JESS: At what point do we say, “No, the important things in life are love, compassion, understanding yourself and understanding those around you”? If you’re fearing something, it’s because you do not understand it. You don’t have to agree with it, just try to understand it and to question the structures of authority that we have put in place. The problem is there’s a disconnection there. People think to themselves, “Well, I didn’t put that person in that place, so I have nothing to do with it.” Yes you do! If you’re a person of this universe, you have a part to play in this. We were born with a voice to speak up, so why not use it? Why sit there and be complacent? Why sit there and not ask why?
LISA: I really liked what you wrote on Twitter the other day. Let me pull it up and read it because I don’t want to paraphrase anything.

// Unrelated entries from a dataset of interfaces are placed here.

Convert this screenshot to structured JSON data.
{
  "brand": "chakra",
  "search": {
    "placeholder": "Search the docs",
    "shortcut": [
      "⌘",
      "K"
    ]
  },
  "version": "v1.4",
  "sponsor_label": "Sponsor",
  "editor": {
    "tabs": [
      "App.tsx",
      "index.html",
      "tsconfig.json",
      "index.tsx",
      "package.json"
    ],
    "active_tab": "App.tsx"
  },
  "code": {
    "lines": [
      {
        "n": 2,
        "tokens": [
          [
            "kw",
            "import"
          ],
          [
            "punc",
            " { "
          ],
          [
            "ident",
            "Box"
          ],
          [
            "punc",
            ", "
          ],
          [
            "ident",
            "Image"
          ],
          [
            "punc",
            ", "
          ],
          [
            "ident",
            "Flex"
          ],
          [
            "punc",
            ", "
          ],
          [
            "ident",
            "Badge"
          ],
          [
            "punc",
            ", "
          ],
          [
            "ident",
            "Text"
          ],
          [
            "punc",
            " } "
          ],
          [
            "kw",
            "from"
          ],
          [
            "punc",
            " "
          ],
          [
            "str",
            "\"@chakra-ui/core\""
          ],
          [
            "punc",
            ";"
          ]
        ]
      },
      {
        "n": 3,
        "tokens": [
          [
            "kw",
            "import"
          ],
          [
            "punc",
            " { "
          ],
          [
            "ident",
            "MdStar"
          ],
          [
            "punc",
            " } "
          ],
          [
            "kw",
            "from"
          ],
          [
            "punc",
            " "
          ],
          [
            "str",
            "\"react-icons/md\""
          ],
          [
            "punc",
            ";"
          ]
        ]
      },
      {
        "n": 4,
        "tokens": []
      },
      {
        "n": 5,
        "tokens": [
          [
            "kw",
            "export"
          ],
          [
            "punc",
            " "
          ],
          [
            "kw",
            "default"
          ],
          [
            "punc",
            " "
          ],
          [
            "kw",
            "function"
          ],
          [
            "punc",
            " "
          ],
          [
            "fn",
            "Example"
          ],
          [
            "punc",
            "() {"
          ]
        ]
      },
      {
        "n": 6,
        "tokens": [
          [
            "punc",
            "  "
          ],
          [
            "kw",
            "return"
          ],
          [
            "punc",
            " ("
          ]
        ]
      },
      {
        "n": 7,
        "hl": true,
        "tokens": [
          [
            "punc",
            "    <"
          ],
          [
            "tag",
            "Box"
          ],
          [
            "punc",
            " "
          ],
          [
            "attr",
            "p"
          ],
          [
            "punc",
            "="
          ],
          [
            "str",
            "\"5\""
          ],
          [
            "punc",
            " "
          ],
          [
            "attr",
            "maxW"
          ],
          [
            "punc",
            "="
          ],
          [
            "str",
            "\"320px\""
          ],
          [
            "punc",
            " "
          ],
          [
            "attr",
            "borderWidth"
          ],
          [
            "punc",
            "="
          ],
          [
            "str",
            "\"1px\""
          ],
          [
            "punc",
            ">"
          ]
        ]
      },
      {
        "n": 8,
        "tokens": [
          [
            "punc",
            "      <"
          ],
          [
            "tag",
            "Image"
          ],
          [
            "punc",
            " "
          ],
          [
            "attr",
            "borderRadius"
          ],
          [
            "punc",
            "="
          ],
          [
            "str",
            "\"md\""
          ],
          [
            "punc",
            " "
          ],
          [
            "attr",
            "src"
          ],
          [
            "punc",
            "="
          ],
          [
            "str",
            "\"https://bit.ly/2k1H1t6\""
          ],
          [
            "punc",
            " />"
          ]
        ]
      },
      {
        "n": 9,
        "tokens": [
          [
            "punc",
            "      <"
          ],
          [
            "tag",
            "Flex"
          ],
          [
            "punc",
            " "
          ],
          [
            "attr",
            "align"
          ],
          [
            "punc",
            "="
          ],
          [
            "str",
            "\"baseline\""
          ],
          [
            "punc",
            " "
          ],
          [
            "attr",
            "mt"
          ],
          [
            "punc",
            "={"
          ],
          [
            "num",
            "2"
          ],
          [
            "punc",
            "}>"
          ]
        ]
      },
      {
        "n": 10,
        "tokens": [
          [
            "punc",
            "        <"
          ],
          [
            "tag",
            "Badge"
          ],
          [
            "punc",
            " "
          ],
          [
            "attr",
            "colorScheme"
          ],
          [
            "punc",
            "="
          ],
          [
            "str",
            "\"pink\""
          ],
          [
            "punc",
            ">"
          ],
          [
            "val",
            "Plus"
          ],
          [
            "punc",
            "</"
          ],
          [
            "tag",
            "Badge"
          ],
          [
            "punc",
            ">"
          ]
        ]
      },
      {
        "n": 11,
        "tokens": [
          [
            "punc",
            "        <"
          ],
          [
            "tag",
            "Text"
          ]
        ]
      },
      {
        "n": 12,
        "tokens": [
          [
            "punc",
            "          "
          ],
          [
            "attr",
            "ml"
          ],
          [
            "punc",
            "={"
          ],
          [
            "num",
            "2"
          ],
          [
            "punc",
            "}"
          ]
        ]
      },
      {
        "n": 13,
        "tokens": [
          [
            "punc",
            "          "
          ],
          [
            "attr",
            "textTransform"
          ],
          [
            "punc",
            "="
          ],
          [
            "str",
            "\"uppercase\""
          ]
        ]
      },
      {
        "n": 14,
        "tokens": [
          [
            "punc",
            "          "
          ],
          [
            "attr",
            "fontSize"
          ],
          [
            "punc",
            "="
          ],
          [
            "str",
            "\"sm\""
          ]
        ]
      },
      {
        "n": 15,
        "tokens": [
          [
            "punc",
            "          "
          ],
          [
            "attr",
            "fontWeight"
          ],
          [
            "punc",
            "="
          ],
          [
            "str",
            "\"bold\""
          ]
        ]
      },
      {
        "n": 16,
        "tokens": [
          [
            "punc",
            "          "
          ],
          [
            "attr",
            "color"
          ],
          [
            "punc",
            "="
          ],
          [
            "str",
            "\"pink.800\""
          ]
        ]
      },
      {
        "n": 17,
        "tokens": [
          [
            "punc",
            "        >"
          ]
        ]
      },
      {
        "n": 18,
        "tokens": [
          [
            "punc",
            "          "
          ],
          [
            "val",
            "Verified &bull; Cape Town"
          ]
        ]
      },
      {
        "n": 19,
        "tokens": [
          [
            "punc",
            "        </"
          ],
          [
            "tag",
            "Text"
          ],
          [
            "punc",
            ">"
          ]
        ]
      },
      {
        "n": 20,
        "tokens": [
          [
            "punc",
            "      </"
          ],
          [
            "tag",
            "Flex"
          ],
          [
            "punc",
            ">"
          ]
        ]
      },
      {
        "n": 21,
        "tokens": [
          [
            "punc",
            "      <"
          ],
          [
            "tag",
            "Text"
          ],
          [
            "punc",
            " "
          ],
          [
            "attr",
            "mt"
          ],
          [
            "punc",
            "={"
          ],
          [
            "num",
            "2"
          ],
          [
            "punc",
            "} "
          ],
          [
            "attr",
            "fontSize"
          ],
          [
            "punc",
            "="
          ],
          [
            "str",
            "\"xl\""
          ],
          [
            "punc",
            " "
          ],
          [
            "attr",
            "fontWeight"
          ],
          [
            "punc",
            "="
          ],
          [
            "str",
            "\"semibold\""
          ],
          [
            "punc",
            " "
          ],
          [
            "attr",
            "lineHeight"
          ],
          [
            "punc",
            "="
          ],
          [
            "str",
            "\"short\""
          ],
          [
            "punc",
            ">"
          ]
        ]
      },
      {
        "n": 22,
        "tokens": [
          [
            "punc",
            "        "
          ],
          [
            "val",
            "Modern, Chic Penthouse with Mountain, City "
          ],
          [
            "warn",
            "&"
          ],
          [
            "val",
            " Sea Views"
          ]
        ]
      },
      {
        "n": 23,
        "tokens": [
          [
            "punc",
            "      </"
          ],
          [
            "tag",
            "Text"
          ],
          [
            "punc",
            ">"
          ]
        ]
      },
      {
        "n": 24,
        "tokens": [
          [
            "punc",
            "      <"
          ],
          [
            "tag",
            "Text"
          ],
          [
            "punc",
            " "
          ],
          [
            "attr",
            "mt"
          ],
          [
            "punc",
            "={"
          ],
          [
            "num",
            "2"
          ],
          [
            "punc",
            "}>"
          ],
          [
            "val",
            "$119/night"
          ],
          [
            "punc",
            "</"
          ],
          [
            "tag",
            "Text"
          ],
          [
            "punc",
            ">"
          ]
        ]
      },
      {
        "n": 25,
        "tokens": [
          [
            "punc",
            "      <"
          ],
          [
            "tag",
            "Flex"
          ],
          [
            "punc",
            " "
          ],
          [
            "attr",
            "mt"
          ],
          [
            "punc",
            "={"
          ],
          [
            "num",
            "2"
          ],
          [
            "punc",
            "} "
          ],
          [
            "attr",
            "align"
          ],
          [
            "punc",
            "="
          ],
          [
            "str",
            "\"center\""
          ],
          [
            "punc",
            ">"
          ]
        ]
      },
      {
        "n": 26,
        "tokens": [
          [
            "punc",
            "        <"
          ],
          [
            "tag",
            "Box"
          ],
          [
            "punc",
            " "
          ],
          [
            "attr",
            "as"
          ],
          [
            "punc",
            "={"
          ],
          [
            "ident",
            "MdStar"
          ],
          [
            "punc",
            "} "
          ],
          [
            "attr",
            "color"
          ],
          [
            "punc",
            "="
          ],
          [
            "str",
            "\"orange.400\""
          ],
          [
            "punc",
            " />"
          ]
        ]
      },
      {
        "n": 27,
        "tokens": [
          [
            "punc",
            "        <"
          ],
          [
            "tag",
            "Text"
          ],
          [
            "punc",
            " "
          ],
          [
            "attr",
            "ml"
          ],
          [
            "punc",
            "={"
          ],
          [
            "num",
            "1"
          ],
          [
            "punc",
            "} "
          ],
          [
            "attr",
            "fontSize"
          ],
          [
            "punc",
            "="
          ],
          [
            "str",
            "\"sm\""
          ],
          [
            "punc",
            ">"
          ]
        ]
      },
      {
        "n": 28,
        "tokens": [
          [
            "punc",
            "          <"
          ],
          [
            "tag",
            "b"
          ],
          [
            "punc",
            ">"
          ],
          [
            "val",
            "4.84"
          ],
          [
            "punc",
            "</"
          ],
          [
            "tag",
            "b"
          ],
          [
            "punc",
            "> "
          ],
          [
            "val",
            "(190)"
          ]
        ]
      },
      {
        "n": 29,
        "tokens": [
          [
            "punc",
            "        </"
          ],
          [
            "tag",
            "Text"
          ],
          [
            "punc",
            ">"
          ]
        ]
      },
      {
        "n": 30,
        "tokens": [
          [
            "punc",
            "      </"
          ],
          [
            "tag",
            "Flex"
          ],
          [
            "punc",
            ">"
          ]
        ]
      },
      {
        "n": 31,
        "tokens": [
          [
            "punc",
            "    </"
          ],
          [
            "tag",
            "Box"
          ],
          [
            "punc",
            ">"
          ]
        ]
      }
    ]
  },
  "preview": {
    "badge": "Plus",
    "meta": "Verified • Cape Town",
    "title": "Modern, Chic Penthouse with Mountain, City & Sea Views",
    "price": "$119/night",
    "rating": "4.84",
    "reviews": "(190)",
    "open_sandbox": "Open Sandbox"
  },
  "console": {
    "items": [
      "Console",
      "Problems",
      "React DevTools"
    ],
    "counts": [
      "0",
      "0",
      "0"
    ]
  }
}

It’s a Paulo Freire quote that says, “Washing your hands of the conflict between the powerful and the powerless means to side with the powerful, not to be neutral.” So many people remain neutral! They say, “It’s got nothing to do with me,” and it just comes down to a very, very simple concept of injustice. If you see injustice, speak out and do something about it.
JESS: Injustice to animals, injustice to your neighbor, or anyone! It can be as little picture or big picture as you choose, but if as humans we just sit around and allow injustice to continue, we’re digging ourselves into a world where no one can possibly survive. We cannot live in it, and that’s why we’re faced with the adversity, conflict, and misunderstanding that we’re faced with today.

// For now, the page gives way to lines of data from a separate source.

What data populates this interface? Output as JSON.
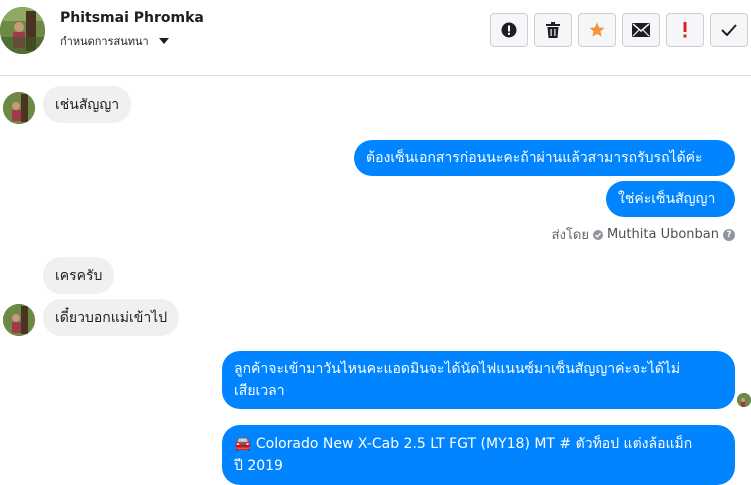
{
  "header": {
    "contact_name": "Phitsmai Phromka",
    "subtitle": "กำหนดการสนทนา",
    "actions": [
      {
        "icon": "alert-circle-icon"
      },
      {
        "icon": "trash-icon"
      },
      {
        "icon": "star-icon"
      },
      {
        "icon": "envelope-icon"
      },
      {
        "icon": "exclamation-icon"
      },
      {
        "icon": "check-icon"
      }
    ]
  },
  "messages": [
    {
      "side": "in",
      "text": "เช่นสัญญา"
    },
    {
      "side": "out",
      "text": "ต้องเซ็นเอกสารก่อนนะคะถ้าผ่านแล้วสามารถรับรถได้ค่ะ"
    },
    {
      "side": "out",
      "text": "ใช่ค่ะเซ็นสัญญา"
    },
    {
      "side": "in",
      "text": "เครครับ"
    },
    {
      "side": "in",
      "text": "เดี๋ยวบอกแม่เข้าไป"
    },
    {
      "side": "out",
      "line1": "ลูกค้าจะเข้ามาวันไหนคะแอดมินจะได้นัดไฟแนนซ์มาเซ็นสัญญาค่ะจะได้ไม่",
      "line2": "เสียเวลา"
    },
    {
      "side": "out",
      "line1": "🚘 Colorado New X-Cab 2.5 LT FGT (MY18) MT # ตัวท็อป แต่งล้อแม็ก",
      "line2": "ปี 2019"
    }
  ],
  "sent_by": {
    "prefix": "ส่งโดย",
    "agent": "Muthita Ubonban",
    "help": "?"
  },
  "colors": {
    "outgoing": "#0084ff",
    "incoming": "#f1f0f0",
    "accent_star": "#f7923b",
    "alert_red": "#e02020"
  }
}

JESS: We need people to stand up and say, “This doesn’t work for me, my community, my family, my loved ones.” Otherwise nothing is going to change and the same things will continue on. We need to just encourage people to question and to educate themselves. We’re in a digital age where we are able to access information that we weren’t able to in the past. So why not use it? And then just love. Love, love, love, love, and be compassionate and understanding.
LISA: It will always bring you back to love.
JESS: That’s the important stuff.
ALEX: I agree! To end on a bit of a silly note – a recent Australian hit stateside has been the TV show, The Real Housewives of Melbourne. Obviously, you’re from Brisbane, but hypothetically, if you were to be on the show, what would each of your introductory taglines be?
LISA: We haven’t seen it yet! That’s so funny.
JESS: I want to watch it now! Isn’t the wife of someone from Silverchair on it?
ALEX: Yes! Jackie, Ben Gillies’ wife, is one of the Housewives and he’s on it all the time as well.
LISA: Amazing. We should do each other’s. Jess’ would be, “I’m into spiritual psychology and I’ll pick you apart.” I don’t even know if that really made sense. That’s just funny for me.
JESS: Yours would be like, “I may be short but I’ll always measure up.”
ALEX: Those are awesome!
JESS: That was a funny question. I just want to sit there and write those sorts of things for those shows now, I’d like that job. I wonder whose job that is, that’d be fun.
LISA: That’s hilarious.
ALEX: Is there anything about the new album or anything else that we didn’t talk about that you’d like to add?
LISA: Your questions were so beautiful and you’re so eloquent.
JESS: Thank you for such a beautiful interview and for letting us rant.
LISA: And for sharing the peanut butter chocolate with us!
ALEX: Thank YOU! This has been so wonderful. And I’m going to buy that chocolate in bulk.
Originally published on PopBytes